Work to complete: Search the entries below for "after". Report each line where it occurs.

(Beginning of Information shown)

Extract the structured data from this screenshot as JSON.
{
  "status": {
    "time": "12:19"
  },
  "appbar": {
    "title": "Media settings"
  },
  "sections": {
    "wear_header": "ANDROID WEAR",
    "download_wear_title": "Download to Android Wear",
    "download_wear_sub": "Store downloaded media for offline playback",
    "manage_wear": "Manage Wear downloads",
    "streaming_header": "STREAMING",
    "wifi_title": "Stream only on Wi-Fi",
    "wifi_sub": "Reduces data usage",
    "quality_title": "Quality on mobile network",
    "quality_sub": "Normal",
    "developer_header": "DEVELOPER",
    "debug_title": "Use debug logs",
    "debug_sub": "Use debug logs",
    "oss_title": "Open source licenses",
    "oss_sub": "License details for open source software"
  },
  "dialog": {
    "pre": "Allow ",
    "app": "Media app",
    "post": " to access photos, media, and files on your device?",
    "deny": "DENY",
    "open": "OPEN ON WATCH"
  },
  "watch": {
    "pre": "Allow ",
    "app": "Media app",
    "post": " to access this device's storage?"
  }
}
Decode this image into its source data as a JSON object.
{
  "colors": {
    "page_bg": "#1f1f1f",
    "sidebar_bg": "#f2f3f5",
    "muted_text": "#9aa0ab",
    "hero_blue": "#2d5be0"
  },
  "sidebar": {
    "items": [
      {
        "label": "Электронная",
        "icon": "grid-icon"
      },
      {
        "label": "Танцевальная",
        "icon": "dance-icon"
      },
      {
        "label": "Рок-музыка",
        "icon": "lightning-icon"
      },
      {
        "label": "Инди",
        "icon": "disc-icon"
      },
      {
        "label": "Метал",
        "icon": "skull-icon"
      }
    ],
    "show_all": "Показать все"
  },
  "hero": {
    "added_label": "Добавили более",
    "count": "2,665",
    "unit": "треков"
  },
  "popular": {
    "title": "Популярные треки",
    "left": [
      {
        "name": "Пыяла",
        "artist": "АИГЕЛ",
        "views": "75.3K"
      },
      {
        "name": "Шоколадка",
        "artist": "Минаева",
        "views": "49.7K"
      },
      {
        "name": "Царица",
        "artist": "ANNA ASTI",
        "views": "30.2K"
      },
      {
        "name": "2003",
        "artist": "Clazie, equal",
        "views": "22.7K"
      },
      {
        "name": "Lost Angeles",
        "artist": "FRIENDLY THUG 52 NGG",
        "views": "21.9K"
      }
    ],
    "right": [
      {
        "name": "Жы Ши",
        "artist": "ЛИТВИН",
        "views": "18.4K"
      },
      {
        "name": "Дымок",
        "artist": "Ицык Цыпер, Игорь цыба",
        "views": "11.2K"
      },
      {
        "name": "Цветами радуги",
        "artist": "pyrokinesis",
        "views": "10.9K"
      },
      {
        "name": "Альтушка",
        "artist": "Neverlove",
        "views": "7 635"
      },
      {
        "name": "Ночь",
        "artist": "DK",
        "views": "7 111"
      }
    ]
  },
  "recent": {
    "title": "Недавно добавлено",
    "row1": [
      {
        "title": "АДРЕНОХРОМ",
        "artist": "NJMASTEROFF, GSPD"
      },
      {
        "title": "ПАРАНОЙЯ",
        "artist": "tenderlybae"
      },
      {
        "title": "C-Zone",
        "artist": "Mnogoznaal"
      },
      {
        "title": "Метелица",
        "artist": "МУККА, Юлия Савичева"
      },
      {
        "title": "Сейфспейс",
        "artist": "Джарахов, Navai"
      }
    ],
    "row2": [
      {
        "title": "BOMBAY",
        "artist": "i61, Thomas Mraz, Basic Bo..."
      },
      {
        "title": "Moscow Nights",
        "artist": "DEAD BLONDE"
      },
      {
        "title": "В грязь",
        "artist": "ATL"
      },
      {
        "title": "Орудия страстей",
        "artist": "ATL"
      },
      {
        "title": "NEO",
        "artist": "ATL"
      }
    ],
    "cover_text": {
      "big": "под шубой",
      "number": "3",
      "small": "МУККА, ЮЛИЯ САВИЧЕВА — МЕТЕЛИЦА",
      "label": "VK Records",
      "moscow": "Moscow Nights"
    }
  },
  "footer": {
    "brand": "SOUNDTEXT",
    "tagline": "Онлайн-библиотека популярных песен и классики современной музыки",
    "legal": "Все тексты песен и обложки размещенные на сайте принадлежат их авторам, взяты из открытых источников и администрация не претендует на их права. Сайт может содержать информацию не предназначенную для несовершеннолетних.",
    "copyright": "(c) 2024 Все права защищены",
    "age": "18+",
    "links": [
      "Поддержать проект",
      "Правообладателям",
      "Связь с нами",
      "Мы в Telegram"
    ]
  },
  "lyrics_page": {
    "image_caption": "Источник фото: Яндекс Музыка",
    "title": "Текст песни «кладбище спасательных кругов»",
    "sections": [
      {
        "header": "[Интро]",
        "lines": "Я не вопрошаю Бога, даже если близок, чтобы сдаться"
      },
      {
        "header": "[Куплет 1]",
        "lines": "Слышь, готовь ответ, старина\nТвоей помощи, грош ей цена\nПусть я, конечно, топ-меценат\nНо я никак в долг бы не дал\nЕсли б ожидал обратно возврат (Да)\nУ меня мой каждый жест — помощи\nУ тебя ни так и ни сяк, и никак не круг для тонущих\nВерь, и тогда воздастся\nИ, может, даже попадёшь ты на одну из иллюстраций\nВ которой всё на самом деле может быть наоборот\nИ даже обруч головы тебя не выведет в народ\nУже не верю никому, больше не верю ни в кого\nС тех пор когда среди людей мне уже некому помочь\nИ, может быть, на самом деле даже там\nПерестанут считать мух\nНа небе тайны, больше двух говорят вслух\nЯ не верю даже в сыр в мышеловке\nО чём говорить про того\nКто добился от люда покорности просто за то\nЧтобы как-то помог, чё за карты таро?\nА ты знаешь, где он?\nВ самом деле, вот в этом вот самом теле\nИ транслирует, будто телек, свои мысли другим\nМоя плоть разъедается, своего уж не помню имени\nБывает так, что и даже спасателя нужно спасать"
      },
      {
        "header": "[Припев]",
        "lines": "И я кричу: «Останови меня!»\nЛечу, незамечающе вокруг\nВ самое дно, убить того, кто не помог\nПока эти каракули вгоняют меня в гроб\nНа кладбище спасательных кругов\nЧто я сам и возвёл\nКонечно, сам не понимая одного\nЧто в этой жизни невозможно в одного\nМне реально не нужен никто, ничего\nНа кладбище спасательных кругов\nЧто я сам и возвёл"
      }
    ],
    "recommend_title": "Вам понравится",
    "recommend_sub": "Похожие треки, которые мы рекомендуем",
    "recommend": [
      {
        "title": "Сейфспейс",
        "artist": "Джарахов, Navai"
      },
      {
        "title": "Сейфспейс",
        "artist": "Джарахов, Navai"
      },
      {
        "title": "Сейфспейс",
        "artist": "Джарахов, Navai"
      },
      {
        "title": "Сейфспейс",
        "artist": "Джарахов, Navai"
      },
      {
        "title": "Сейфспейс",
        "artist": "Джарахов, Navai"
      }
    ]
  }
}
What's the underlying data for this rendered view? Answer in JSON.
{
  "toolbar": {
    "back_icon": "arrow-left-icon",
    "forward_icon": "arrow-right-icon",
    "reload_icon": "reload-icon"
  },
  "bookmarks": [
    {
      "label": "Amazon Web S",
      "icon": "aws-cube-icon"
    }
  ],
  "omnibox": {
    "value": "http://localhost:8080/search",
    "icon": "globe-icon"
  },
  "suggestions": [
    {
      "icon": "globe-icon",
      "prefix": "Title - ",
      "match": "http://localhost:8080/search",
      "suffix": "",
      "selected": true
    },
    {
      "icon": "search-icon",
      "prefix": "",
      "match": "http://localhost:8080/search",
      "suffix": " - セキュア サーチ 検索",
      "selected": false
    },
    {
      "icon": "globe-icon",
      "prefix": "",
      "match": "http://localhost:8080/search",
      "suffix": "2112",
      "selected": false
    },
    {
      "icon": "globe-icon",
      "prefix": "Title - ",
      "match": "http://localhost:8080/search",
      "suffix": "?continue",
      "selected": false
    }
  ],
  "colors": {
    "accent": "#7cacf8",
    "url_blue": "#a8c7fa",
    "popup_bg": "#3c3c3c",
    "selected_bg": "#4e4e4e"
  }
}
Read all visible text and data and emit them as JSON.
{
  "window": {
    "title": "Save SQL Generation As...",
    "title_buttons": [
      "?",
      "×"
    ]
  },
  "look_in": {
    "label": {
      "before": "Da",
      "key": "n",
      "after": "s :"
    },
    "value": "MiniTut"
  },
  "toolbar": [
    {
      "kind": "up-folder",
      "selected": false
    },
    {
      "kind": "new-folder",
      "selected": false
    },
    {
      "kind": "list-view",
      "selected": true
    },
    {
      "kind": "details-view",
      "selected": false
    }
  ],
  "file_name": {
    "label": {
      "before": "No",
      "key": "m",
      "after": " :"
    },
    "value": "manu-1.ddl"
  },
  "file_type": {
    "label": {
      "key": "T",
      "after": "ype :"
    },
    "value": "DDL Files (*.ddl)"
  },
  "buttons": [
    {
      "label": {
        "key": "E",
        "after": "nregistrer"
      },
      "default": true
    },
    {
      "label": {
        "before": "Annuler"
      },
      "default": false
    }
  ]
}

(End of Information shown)

Problem solution:
      "after": "s :"
      "after": " :"
      "after": "ype :"
        "after": "nregistrer"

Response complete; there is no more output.